= Work instruction =
The response must be made up of the lines in the entries below that contain "ionization".

= Supplied data =
_____

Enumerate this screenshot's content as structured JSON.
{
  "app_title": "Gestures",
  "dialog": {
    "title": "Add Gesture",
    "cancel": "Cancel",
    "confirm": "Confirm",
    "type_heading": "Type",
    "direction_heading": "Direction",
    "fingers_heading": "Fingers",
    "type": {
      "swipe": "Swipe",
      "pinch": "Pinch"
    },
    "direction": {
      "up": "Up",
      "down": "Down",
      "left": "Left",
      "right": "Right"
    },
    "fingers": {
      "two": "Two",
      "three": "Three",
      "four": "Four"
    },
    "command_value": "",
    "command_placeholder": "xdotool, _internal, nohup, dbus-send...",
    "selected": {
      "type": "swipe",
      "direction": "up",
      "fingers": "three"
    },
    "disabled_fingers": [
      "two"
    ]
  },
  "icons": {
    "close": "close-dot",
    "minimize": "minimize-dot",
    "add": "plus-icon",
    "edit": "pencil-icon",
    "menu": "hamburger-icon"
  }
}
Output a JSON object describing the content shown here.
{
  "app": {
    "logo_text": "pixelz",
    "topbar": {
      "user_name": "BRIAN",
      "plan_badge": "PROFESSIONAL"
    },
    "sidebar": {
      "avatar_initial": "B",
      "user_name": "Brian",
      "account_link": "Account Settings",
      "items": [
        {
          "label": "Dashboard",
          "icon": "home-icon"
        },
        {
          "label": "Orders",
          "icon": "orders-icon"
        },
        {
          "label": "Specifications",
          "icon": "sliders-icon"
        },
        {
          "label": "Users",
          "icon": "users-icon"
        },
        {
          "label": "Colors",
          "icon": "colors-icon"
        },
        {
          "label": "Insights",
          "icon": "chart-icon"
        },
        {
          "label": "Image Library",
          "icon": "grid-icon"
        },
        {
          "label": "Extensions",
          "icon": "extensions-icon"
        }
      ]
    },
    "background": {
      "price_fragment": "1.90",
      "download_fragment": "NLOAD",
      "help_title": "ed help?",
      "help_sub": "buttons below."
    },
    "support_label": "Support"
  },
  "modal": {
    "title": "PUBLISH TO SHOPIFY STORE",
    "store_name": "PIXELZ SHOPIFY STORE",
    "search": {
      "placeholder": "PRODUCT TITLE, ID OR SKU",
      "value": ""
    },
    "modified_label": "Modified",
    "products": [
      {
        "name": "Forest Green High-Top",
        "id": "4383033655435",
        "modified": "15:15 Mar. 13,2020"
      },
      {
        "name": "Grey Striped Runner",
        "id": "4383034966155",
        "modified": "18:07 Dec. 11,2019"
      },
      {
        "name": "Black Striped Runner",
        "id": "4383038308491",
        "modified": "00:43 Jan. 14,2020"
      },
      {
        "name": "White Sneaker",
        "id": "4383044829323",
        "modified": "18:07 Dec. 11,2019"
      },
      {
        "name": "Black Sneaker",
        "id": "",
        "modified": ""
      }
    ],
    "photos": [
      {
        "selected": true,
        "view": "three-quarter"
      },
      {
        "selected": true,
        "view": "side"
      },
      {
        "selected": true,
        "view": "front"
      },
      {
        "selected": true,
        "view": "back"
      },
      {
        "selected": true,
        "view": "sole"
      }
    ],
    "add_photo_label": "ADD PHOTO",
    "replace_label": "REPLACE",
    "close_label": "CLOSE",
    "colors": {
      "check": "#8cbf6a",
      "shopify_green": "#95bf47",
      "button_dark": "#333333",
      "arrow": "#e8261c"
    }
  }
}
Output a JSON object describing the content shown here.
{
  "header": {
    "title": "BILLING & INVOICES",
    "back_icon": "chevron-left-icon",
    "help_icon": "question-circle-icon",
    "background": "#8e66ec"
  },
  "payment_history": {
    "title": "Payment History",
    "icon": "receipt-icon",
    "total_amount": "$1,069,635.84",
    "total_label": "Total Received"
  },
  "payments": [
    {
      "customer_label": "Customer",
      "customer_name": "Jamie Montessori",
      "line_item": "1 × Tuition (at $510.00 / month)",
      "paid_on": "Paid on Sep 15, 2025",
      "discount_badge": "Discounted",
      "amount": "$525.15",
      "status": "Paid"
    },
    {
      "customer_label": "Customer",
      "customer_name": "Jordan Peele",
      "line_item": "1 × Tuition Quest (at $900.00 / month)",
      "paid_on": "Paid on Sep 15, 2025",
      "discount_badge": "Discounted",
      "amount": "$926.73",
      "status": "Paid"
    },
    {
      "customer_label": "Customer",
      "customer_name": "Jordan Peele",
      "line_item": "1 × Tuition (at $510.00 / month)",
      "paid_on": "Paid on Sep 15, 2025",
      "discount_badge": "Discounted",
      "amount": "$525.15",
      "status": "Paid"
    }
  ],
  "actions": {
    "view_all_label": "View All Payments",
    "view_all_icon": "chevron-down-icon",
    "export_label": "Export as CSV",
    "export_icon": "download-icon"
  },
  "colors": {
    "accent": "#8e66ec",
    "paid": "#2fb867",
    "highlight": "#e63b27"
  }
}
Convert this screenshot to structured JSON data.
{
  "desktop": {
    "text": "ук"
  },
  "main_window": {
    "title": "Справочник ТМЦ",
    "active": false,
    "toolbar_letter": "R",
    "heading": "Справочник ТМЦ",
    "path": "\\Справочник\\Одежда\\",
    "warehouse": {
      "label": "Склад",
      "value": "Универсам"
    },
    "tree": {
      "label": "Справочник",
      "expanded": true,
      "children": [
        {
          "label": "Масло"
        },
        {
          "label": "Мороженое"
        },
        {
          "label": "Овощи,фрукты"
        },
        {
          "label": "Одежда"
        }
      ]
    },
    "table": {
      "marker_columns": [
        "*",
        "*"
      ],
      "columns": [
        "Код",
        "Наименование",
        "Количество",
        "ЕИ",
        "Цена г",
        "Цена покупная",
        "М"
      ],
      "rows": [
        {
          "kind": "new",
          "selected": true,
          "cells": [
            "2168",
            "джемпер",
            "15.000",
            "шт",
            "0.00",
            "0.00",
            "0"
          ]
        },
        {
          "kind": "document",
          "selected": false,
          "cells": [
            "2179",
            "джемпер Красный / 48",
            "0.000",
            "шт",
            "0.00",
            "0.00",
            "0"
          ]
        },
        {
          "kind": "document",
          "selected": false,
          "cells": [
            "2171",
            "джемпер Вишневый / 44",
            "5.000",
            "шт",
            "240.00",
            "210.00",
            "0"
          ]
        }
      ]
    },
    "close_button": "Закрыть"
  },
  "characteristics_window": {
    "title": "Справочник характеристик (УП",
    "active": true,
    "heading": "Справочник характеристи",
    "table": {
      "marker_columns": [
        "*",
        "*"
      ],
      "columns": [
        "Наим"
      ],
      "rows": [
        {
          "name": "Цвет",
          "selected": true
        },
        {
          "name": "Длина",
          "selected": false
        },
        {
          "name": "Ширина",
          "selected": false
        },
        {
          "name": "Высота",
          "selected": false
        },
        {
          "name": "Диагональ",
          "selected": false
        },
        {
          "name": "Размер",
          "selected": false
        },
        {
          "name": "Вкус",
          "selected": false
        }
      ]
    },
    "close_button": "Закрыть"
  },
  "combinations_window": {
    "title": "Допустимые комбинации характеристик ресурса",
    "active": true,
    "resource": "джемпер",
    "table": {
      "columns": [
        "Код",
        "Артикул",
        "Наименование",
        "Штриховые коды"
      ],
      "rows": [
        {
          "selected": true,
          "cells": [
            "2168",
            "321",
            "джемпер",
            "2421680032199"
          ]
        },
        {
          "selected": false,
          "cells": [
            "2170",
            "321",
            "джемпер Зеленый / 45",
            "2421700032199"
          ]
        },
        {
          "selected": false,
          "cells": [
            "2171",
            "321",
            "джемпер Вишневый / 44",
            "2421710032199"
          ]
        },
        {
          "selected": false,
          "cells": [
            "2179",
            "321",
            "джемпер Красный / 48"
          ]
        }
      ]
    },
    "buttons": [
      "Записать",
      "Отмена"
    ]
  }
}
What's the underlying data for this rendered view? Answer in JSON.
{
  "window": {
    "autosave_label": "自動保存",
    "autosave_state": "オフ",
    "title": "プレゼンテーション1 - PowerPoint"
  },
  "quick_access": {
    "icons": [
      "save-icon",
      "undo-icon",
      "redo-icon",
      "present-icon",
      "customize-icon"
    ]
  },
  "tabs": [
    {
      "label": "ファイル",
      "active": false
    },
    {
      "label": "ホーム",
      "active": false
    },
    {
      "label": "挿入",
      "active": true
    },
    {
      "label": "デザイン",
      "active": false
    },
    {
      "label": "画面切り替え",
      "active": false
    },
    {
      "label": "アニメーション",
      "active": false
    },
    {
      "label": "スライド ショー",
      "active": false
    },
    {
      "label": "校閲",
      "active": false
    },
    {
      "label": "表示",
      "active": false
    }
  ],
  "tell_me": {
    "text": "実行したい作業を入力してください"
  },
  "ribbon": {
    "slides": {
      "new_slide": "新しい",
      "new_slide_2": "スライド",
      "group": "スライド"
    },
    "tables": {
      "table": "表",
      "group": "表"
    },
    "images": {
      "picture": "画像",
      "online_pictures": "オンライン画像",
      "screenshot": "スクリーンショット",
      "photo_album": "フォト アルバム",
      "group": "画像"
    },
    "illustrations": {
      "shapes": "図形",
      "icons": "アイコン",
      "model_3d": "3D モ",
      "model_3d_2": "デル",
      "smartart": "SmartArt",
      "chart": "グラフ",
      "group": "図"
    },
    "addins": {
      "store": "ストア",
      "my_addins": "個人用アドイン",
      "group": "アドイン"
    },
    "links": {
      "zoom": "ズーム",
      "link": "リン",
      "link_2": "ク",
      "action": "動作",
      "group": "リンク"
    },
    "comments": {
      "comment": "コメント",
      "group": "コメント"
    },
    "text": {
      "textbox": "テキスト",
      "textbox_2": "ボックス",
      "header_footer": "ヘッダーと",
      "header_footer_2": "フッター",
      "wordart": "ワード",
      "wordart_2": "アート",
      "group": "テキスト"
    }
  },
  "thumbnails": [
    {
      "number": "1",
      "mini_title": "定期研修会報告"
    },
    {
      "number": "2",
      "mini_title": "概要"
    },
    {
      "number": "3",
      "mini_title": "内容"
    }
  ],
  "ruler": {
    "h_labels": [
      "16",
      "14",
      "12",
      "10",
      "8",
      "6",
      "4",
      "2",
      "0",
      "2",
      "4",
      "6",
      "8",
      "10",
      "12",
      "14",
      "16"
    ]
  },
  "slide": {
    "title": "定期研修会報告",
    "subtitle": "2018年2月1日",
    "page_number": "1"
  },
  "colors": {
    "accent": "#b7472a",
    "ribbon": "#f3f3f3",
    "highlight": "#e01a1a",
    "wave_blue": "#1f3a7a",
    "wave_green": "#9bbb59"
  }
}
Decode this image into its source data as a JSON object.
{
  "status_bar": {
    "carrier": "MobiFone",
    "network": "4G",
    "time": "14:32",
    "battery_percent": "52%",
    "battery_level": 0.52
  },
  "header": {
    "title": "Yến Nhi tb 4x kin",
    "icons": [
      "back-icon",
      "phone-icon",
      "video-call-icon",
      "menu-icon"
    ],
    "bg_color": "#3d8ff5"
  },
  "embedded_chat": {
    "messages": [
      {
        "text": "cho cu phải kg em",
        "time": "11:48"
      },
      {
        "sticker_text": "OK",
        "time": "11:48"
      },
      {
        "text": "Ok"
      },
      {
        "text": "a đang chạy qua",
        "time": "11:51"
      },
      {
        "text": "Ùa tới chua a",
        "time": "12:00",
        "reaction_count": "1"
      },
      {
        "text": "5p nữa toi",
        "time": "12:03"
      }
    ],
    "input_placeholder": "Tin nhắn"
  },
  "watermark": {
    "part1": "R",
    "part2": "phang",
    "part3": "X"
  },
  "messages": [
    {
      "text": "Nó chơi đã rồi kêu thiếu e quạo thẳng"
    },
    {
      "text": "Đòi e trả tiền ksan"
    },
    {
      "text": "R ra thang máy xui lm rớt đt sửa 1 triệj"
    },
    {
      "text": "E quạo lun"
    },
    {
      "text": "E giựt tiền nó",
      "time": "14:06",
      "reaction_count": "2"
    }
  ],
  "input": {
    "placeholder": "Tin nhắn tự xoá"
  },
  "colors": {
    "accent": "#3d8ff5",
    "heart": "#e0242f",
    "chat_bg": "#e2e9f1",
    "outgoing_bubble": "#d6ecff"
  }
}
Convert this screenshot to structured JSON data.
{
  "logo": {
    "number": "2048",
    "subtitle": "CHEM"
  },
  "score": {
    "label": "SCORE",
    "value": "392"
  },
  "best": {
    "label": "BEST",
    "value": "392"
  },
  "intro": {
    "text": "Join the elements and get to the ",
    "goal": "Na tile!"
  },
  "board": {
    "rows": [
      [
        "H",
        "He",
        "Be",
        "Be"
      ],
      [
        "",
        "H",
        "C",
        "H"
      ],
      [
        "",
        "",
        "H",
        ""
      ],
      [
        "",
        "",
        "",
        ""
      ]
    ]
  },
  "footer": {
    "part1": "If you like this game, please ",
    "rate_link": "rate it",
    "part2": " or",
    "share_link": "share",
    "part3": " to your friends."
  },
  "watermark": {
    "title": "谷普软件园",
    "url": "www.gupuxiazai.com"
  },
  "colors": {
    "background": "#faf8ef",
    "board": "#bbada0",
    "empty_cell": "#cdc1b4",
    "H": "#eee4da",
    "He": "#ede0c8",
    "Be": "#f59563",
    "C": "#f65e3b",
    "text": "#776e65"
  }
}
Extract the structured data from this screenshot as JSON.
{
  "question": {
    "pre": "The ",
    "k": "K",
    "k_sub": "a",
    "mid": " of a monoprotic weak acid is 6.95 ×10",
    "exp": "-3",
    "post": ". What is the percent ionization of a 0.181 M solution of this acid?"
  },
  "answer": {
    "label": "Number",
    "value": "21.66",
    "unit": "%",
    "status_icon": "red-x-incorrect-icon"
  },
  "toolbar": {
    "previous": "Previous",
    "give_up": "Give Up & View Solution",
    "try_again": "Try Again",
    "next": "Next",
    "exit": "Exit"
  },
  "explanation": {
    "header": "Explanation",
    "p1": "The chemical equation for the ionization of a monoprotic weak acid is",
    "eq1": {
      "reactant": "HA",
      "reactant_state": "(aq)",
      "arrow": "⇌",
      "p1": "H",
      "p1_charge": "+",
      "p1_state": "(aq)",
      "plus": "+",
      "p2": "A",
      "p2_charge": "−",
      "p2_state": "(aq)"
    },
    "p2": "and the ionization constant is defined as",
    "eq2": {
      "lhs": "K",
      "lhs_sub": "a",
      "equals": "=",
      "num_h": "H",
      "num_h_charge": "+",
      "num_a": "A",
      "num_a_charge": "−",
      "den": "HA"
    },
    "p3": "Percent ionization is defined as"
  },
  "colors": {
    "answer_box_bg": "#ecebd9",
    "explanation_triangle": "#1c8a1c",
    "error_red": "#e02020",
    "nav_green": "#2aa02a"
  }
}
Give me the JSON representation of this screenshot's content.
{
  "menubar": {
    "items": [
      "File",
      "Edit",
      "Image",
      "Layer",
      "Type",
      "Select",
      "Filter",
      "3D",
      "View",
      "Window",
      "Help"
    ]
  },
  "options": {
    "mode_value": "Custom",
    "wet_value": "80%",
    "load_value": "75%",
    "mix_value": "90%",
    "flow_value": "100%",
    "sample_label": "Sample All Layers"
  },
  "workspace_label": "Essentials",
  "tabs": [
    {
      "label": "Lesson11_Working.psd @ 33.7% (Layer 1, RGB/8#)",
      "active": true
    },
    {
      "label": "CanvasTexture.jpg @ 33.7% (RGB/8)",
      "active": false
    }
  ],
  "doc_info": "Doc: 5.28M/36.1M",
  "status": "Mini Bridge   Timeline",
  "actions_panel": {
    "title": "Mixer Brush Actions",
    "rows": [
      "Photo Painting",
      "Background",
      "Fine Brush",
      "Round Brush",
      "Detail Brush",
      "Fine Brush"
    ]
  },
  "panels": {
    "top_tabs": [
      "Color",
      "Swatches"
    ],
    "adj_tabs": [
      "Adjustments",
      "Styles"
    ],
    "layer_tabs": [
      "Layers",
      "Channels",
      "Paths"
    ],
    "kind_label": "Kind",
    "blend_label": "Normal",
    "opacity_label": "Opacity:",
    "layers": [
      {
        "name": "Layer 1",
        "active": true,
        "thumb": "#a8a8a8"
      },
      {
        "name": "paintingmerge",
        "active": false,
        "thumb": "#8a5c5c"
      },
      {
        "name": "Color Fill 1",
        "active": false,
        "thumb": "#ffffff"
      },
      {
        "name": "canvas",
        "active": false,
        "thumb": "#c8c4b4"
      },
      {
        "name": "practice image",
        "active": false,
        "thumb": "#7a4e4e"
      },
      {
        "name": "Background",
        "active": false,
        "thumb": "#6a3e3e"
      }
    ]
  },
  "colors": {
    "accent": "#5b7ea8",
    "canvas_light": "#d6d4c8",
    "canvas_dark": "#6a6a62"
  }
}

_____

= Exercise output =
    "post": ". What is the percent ionization of a 0.181 M solution of this acid?"
    "p1": "The chemical equation for the ionization of a monoprotic weak acid is",
    "p2": "and the ionization constant is defined as",
    "p3": "Percent ionization is defined as"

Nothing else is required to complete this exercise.